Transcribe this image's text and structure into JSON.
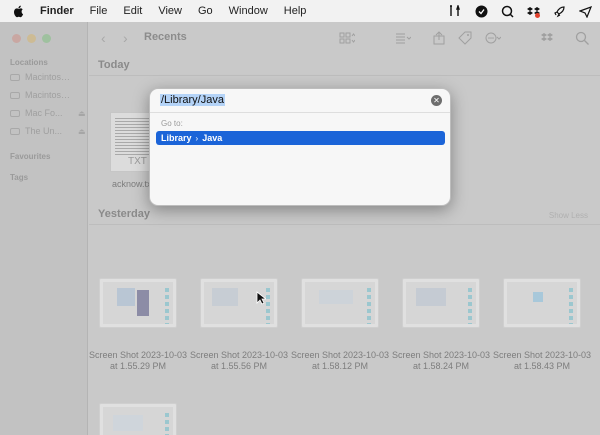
{
  "menubar": {
    "app_name": "Finder",
    "items": [
      "File",
      "Edit",
      "View",
      "Go",
      "Window",
      "Help"
    ],
    "status_icons": [
      "tools-icon",
      "shield-icon",
      "magnifier-icon",
      "dropbox-badge-icon",
      "rocket-icon",
      "paper-plane-icon"
    ]
  },
  "window": {
    "title": "Recents",
    "sidebar": {
      "locations_heading": "Locations",
      "locations": [
        {
          "label": "Macintosh...",
          "eject": false
        },
        {
          "label": "Macintosh...",
          "eject": false
        },
        {
          "label": "Mac Fo...",
          "eject": true
        },
        {
          "label": "The Un...",
          "eject": true
        }
      ],
      "favourites_heading": "Favourites",
      "tags_heading": "Tags"
    },
    "today_heading": "Today",
    "today_files": [
      {
        "name": "acknow.txt",
        "kind_badge": "TXT"
      }
    ],
    "yesterday_heading": "Yesterday",
    "show_less_label": "Show Less",
    "yesterday_files": [
      {
        "line1": "Screen Shot 2023-10-03",
        "line2": "at 1.55.29 PM"
      },
      {
        "line1": "Screen Shot 2023-10-03",
        "line2": "at 1.55.56 PM"
      },
      {
        "line1": "Screen Shot 2023-10-03",
        "line2": "at 1.58.12 PM"
      },
      {
        "line1": "Screen Shot 2023-10-03",
        "line2": "at 1.58.24 PM"
      },
      {
        "line1": "Screen Shot 2023-10-03",
        "line2": "at 1.58.43 PM"
      }
    ]
  },
  "goto_dialog": {
    "path_value": "/Library/Java",
    "goto_label": "Go to:",
    "suggestion": {
      "parent": "Library",
      "child": "Java"
    }
  },
  "colors": {
    "selection": "#1b64d8",
    "text_selection": "#b4d3f7",
    "close": "#ff5f57",
    "minimize": "#febc2e",
    "zoom": "#28c840"
  }
}
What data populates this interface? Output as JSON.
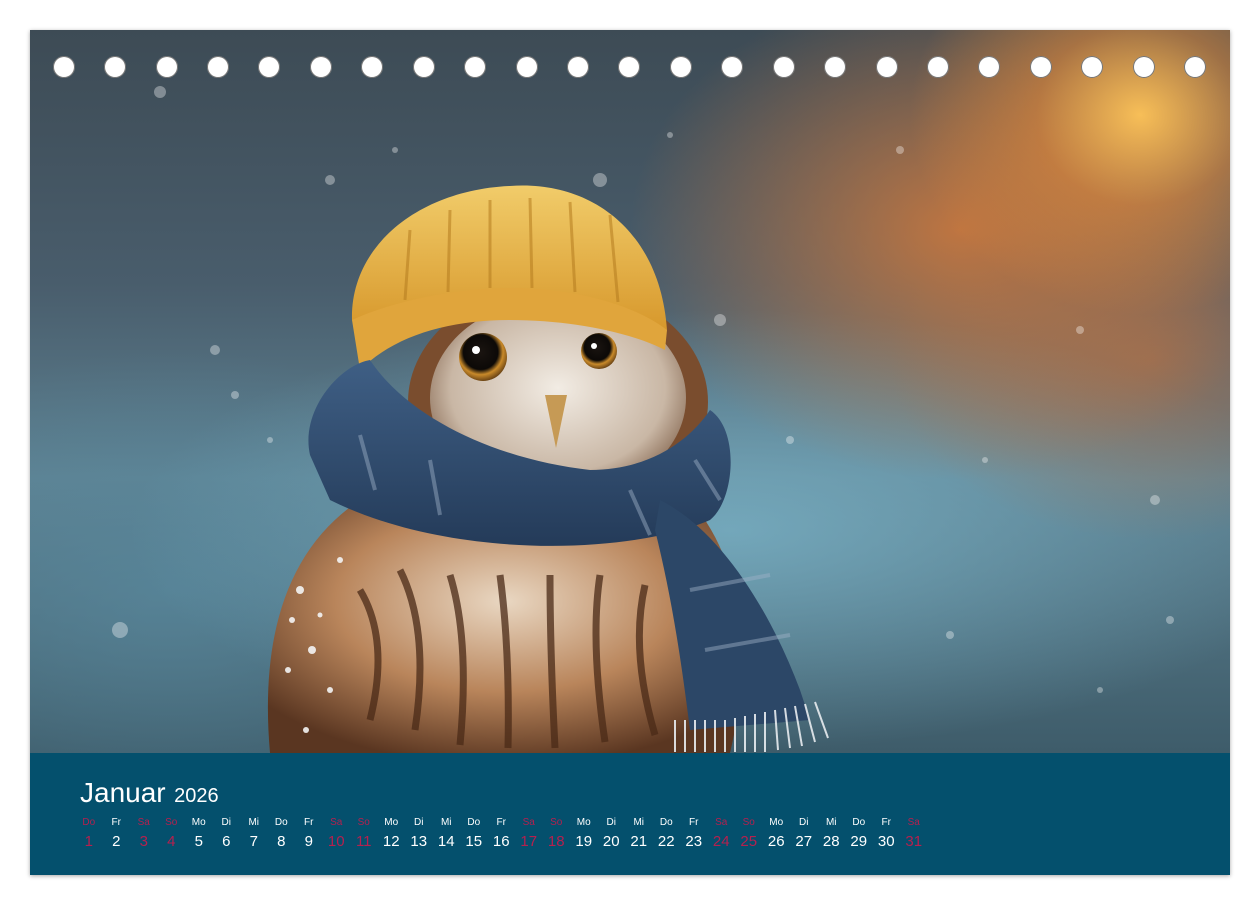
{
  "calendar": {
    "month": "Januar",
    "year": "2026",
    "weekend_color": "#b5204e",
    "band_color": "#04506d",
    "days": [
      {
        "weekday": "Do",
        "day": "1",
        "weekend": true
      },
      {
        "weekday": "Fr",
        "day": "2",
        "weekend": false
      },
      {
        "weekday": "Sa",
        "day": "3",
        "weekend": true
      },
      {
        "weekday": "So",
        "day": "4",
        "weekend": true
      },
      {
        "weekday": "Mo",
        "day": "5",
        "weekend": false
      },
      {
        "weekday": "Di",
        "day": "6",
        "weekend": false
      },
      {
        "weekday": "Mi",
        "day": "7",
        "weekend": false
      },
      {
        "weekday": "Do",
        "day": "8",
        "weekend": false
      },
      {
        "weekday": "Fr",
        "day": "9",
        "weekend": false
      },
      {
        "weekday": "Sa",
        "day": "10",
        "weekend": true
      },
      {
        "weekday": "So",
        "day": "11",
        "weekend": true
      },
      {
        "weekday": "Mo",
        "day": "12",
        "weekend": false
      },
      {
        "weekday": "Di",
        "day": "13",
        "weekend": false
      },
      {
        "weekday": "Mi",
        "day": "14",
        "weekend": false
      },
      {
        "weekday": "Do",
        "day": "15",
        "weekend": false
      },
      {
        "weekday": "Fr",
        "day": "16",
        "weekend": false
      },
      {
        "weekday": "Sa",
        "day": "17",
        "weekend": true
      },
      {
        "weekday": "So",
        "day": "18",
        "weekend": true
      },
      {
        "weekday": "Mo",
        "day": "19",
        "weekend": false
      },
      {
        "weekday": "Di",
        "day": "20",
        "weekend": false
      },
      {
        "weekday": "Mi",
        "day": "21",
        "weekend": false
      },
      {
        "weekday": "Do",
        "day": "22",
        "weekend": false
      },
      {
        "weekday": "Fr",
        "day": "23",
        "weekend": false
      },
      {
        "weekday": "Sa",
        "day": "24",
        "weekend": true
      },
      {
        "weekday": "So",
        "day": "25",
        "weekend": true
      },
      {
        "weekday": "Mo",
        "day": "26",
        "weekend": false
      },
      {
        "weekday": "Di",
        "day": "27",
        "weekend": false
      },
      {
        "weekday": "Mi",
        "day": "28",
        "weekend": false
      },
      {
        "weekday": "Do",
        "day": "29",
        "weekend": false
      },
      {
        "weekday": "Fr",
        "day": "30",
        "weekend": false
      },
      {
        "weekday": "Sa",
        "day": "31",
        "weekend": true
      }
    ]
  }
}
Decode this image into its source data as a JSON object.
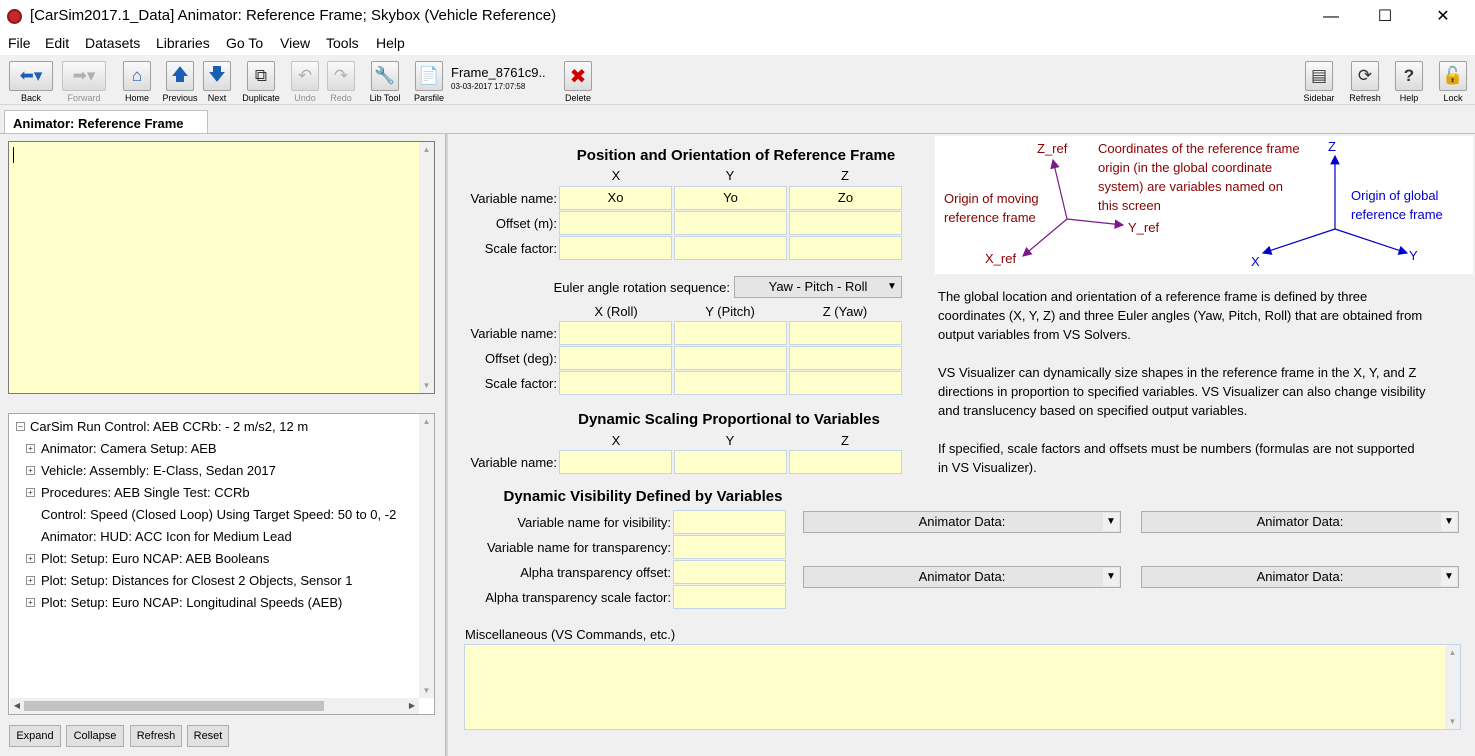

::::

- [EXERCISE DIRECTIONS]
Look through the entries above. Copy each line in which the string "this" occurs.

- [FINISHED TASK]
Transcribe this image's text and structure into JSON.
What data populates this interface? Output as JSON.
Decode this image into its source data as a JSON object.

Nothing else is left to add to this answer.